● TASK PROMPT: In the listing below, locate the lines that hold "JSON" and copy them.

====================

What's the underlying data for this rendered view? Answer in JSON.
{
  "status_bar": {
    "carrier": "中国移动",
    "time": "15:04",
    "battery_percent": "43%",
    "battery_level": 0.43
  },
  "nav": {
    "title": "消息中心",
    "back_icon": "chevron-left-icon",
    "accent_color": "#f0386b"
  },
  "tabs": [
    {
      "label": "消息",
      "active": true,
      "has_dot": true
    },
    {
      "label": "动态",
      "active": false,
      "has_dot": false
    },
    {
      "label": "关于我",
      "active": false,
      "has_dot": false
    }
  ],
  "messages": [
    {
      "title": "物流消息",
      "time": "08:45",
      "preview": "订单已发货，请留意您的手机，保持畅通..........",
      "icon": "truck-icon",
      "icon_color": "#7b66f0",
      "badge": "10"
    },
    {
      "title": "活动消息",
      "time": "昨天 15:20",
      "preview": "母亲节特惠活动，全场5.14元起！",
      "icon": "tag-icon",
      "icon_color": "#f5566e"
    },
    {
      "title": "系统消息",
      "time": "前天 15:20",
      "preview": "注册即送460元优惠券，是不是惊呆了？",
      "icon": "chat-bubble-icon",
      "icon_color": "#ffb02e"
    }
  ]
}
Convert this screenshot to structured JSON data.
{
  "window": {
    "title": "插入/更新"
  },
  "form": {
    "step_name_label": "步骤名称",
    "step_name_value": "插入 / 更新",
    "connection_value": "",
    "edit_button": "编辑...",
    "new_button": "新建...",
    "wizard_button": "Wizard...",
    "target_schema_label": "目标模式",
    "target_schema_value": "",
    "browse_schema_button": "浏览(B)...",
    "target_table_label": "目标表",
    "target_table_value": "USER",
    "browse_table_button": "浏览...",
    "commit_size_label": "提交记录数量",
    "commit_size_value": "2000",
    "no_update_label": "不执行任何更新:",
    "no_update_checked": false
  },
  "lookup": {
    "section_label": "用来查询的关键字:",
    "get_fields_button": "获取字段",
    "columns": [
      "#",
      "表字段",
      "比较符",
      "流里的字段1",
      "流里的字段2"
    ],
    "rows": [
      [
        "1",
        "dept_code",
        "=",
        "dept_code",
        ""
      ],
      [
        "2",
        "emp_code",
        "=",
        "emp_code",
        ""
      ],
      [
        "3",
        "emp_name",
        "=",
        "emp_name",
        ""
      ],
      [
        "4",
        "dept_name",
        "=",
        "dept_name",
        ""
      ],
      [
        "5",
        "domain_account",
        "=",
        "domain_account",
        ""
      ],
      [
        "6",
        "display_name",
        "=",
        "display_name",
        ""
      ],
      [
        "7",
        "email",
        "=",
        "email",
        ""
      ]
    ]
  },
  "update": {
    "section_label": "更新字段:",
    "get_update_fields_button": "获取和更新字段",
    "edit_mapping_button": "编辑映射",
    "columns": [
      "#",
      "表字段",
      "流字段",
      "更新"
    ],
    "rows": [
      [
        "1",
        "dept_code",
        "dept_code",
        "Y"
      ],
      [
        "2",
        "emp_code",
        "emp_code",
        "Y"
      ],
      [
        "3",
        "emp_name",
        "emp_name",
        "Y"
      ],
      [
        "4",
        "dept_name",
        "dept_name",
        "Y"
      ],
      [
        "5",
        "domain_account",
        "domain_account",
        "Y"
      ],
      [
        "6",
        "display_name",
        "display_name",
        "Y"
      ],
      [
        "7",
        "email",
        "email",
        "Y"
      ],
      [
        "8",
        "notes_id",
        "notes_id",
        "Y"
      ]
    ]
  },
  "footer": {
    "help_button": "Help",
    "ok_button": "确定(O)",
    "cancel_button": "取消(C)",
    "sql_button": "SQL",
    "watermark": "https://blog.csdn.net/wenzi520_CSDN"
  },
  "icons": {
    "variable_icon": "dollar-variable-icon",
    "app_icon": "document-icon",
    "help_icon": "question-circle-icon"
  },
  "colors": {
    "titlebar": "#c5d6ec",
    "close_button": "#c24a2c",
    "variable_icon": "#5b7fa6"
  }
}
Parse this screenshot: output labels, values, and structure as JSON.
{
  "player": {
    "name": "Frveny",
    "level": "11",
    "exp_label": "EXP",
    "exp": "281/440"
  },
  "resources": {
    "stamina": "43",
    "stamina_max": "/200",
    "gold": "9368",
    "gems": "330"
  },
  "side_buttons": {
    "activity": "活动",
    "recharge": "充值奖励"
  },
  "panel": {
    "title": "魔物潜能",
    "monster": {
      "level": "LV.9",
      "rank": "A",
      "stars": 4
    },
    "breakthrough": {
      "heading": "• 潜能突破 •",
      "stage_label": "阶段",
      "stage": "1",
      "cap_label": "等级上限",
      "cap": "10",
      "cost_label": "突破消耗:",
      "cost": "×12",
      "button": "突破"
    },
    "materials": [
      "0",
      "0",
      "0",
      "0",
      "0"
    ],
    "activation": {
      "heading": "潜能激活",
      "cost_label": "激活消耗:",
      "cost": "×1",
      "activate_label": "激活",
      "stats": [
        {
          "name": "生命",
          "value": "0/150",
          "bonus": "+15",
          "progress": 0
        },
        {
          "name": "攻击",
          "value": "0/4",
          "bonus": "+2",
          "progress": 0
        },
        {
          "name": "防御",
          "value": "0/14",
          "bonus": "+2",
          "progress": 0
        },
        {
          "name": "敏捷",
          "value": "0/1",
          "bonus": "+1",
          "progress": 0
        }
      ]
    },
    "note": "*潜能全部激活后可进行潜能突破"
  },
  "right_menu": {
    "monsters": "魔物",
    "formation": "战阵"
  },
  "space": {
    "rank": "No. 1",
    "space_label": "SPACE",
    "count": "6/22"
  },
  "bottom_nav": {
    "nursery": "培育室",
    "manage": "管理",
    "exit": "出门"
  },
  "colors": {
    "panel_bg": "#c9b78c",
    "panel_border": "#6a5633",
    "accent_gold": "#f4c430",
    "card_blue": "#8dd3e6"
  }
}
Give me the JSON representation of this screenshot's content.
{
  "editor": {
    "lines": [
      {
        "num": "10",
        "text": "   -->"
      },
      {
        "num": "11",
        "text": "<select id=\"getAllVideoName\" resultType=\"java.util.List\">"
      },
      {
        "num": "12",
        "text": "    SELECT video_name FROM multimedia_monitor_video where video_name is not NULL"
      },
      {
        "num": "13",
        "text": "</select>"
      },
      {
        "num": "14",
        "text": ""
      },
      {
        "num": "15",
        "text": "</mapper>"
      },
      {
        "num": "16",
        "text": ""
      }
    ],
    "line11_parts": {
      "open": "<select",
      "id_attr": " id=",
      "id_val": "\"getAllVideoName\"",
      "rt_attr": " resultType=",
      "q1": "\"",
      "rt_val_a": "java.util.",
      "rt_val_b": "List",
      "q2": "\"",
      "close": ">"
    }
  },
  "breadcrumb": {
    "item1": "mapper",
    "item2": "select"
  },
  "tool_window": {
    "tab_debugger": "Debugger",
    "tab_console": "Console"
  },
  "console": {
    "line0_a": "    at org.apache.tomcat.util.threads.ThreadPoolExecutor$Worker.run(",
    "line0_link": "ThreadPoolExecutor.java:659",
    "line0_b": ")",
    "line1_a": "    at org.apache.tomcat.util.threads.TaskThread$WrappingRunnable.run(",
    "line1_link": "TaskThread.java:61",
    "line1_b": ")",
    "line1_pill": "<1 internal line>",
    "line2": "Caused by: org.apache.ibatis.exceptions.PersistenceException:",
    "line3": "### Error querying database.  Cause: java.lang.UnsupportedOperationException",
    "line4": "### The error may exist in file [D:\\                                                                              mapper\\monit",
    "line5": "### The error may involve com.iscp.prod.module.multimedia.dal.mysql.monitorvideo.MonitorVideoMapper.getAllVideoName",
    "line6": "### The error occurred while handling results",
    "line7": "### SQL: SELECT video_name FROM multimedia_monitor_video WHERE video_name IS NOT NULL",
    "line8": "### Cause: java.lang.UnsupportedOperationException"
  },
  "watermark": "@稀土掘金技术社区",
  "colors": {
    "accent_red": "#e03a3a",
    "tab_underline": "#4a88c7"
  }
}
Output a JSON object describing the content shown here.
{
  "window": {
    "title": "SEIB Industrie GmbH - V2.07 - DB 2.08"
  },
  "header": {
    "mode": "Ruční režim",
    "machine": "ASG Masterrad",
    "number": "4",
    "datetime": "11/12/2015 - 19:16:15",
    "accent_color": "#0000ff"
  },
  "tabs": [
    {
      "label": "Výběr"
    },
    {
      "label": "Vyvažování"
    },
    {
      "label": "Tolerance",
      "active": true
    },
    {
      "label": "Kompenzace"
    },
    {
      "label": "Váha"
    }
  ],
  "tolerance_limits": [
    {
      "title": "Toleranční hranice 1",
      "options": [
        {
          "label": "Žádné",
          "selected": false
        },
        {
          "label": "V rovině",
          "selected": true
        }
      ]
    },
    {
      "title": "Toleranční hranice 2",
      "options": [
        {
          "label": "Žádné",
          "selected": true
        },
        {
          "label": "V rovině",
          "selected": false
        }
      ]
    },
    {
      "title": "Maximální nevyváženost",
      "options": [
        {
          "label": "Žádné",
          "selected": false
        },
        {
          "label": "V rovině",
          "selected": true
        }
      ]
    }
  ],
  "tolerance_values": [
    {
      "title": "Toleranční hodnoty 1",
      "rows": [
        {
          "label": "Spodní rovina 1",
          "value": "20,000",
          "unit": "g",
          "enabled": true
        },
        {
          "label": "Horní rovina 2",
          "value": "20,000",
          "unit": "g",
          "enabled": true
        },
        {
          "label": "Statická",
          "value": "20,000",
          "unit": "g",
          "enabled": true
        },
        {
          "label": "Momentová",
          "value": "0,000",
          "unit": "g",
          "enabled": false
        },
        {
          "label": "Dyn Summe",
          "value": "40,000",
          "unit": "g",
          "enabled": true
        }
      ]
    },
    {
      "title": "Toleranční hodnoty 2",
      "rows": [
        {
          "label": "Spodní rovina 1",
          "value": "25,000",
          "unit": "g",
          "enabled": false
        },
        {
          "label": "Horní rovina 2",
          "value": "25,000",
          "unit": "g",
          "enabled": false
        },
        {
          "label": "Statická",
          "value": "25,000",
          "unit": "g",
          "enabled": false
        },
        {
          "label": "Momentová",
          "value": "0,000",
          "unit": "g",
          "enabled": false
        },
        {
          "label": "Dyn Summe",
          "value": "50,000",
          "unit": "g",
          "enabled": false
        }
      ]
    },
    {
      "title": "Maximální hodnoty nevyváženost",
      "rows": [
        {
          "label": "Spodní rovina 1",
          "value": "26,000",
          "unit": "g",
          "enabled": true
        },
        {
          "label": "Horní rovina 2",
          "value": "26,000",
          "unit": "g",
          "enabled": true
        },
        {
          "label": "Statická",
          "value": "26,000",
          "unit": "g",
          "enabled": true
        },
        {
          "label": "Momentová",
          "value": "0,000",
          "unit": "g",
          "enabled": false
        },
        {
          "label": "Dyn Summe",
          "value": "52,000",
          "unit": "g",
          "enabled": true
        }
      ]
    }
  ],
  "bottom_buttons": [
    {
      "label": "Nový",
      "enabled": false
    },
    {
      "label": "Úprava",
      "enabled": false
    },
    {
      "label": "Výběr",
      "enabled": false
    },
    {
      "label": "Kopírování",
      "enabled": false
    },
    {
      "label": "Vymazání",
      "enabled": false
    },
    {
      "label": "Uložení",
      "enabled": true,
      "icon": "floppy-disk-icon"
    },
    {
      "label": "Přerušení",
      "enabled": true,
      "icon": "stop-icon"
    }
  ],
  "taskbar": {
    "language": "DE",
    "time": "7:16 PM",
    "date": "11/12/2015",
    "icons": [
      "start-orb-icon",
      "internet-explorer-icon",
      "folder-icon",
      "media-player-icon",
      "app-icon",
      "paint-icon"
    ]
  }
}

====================

● RESULT FOR THIS EXERCISE:
What's the underlying data for this rendered view? Answer in JSON.
Convert this screenshot to structured JSON data.
Parse this screenshot: output labels, values, and structure as JSON.
Give me the JSON representation of this screenshot's content.
Output a JSON object describing the content shown here.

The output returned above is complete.